The government, health authorities and indeed the French public are waiting in hope to see the impact of the curfew on infection rates, but for now the numbers are only rising.
“The most worrying fact is that the number of new cases continues to explode despite the curfews imposed on most big city areas more than a week ago,” said The Local's political commentator John Lichfield.
France's positivity test rate is higher than ever, up to 17 percent of tests now come back positive compared to 4.5 percent early September. While some of this is due to a strategy swap where the government has urged only those considered as contact cases or those with symptoms to get tested, Lichfield said the numbers remained too high and will weigh heavy on the minds of ministers.
“If those numbers don’t start to come down this week, the government will feel obliged – by its own logic – to do something more drastic,” he said.
In terms of the number of Covid-19 patients dying the situation is not as extreme as back in April.

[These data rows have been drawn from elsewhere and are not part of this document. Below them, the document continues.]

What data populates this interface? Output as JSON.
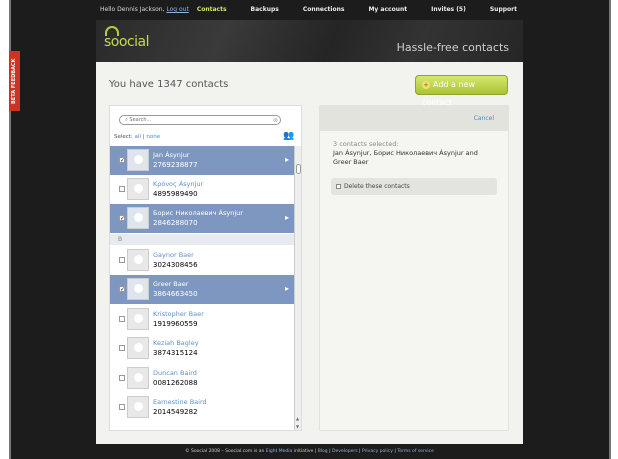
{
  "topbar": {
    "greeting": "Hello Dennis Jackson,",
    "logout": "Log out",
    "nav": [
      "Contacts",
      "Backups",
      "Connections",
      "My account",
      "Invites (5)",
      "Support"
    ]
  },
  "banner": {
    "logo": "soocial",
    "tagline": "Hassle-free contacts"
  },
  "beta": "BETA FEEDBACK",
  "main": {
    "heading": "You have 1347 contacts",
    "add_button": "Add a new contact",
    "search_placeholder": "Search...",
    "select_label": "Select:",
    "select_all": "all",
    "select_sep": "|",
    "select_none": "none"
  },
  "contacts": [
    {
      "name": "Jan Ásynjur",
      "phone": "2769238877",
      "selected": true
    },
    {
      "name": "Κρόνος Ásynjur",
      "phone": "4895989490",
      "selected": false
    },
    {
      "name": "Борис Николаевич Ásynjur",
      "phone": "2846288070",
      "selected": true
    },
    {
      "section": "B"
    },
    {
      "name": "Gaynor Baer",
      "phone": "3024308456",
      "selected": false
    },
    {
      "name": "Greer Baer",
      "phone": "3864663450",
      "selected": true
    },
    {
      "name": "Kristopher Baer",
      "phone": "1919960559",
      "selected": false
    },
    {
      "name": "Keziah Bagley",
      "phone": "3874315124",
      "selected": false
    },
    {
      "name": "Duncan Baird",
      "phone": "0081262088",
      "selected": false
    },
    {
      "name": "Earnestine Baird",
      "phone": "2014549282",
      "selected": false
    }
  ],
  "right": {
    "cancel": "Cancel",
    "count": "3 contacts selected:",
    "names": "Jan Ásynjur, Борис Николаевич Ásynjur and Greer Baer",
    "delete": "Delete these contacts"
  },
  "footer": {
    "text1": "© Soocial 2008 – Soocial.com is an",
    "link1": "Eight Media",
    "text2": "initiative |",
    "links": [
      "Blog",
      "Developers",
      "Privacy policy",
      "Terms of service"
    ]
  },
  "colors": {
    "selected_row": "#7e97c1",
    "accent_green": "#b5cc3a",
    "link_blue": "#4f86c6",
    "beta_red": "#cc3322"
  }
}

France's daily death toll has been on a level of around 150 per day, compared to over 500 per day in early April and occasionally topped 1,000 on some days.
“The other stats – deaths and acute cases – are also beginning to accelerate but remain far, far below the levels seen in the spring.
“For example, there were 17,000 Covid19 deaths in the for weeks to mid April but there have been “only” 4,000 new deaths in the eight or so weeks since the second wave began in early September.
“I think that Macron is desperate to avoid another complete lockdown – for economic reasons but also for reasons of public order. A second “confinement” would be resisted much more widely than the first,” Lichfield said.
7pm curfew, weekend lockdown and school closures?
For his part, the head of France's Scientific Council Delfraissy suggested two possible ways to curb the spread: Either a much stricter and longer nationwide curfew or a lockdown.
Some have suggested alternative versions of lockdown, including a group of doctors in Lyon who have called on a weekend lockdown and a curfew beginning at 7pm instead of 9pm the rest of the week.
Jean Rottner, Head of the region Grand Est – the first French region to see hospitals overwhelmed with patients this spring – said in a tweet that he was “certain that we are headed towards a lockdown”, and proposed a list of even stricter measures to curb the spread – including limiting travel, more remote working and reserving public transport for professional purposes.
Ce soir j’ai réuni mon exécutif.
?J’ai la certitude que nous allons vers un confinement.
? Différent du premier.
? Mais nous allons devoir anticiper, écouter, inventer et aider.
? J’ai demandé à chacun d’entre eux d’être prêt dès cette semaine pic.twitter.com/BNx3rFTz3l
— Jean ROTTNER (@JeanROTTNER) October 25, 2020
Antoine Flahault, Director of the Institute for Global Health at the University of Geneva, which monitors the development of Covid-19 in the world, warned against reopening secondary schools, high schools and universities after the autumn break.
“Primary schools could remain open but should impose the wearing of masks, even for children over 6 years old,” he told French media.
Antoine Flahault (épidémiologiste): “Il ne faudrait pas que les écoles secondaires et les universités réouvrent” pic.twitter.com/l9agHLPAaD
— BFMTV (@BFMTV) October 26, 2020
What is almost certain is that there will be further measures, whether nationwide or in certain hard-hit areas.
President Emmanuel Macron has used Twitter to urge the French public to take responsibility to help stop the spread of the virus.
“Giving up a dinner party or a weekend with friends isn't going to please anyone. But that it is temporary. To restrict yourself now is to be able to hope to find yourself again soon. As long as we all play the game,” Macron said.
Aidez-nous à assumer que, oui, renoncer à un dîner ou un week-end entre amis ne ravit personne. Mais que c’est temporaire. Se restreindre maintenant, c’est pouvoir espérer se retrouver bientôt. À condition de tous jouer le jeu.
— Emmanuel Macron (@EmmanuelMacron) October 23, 2020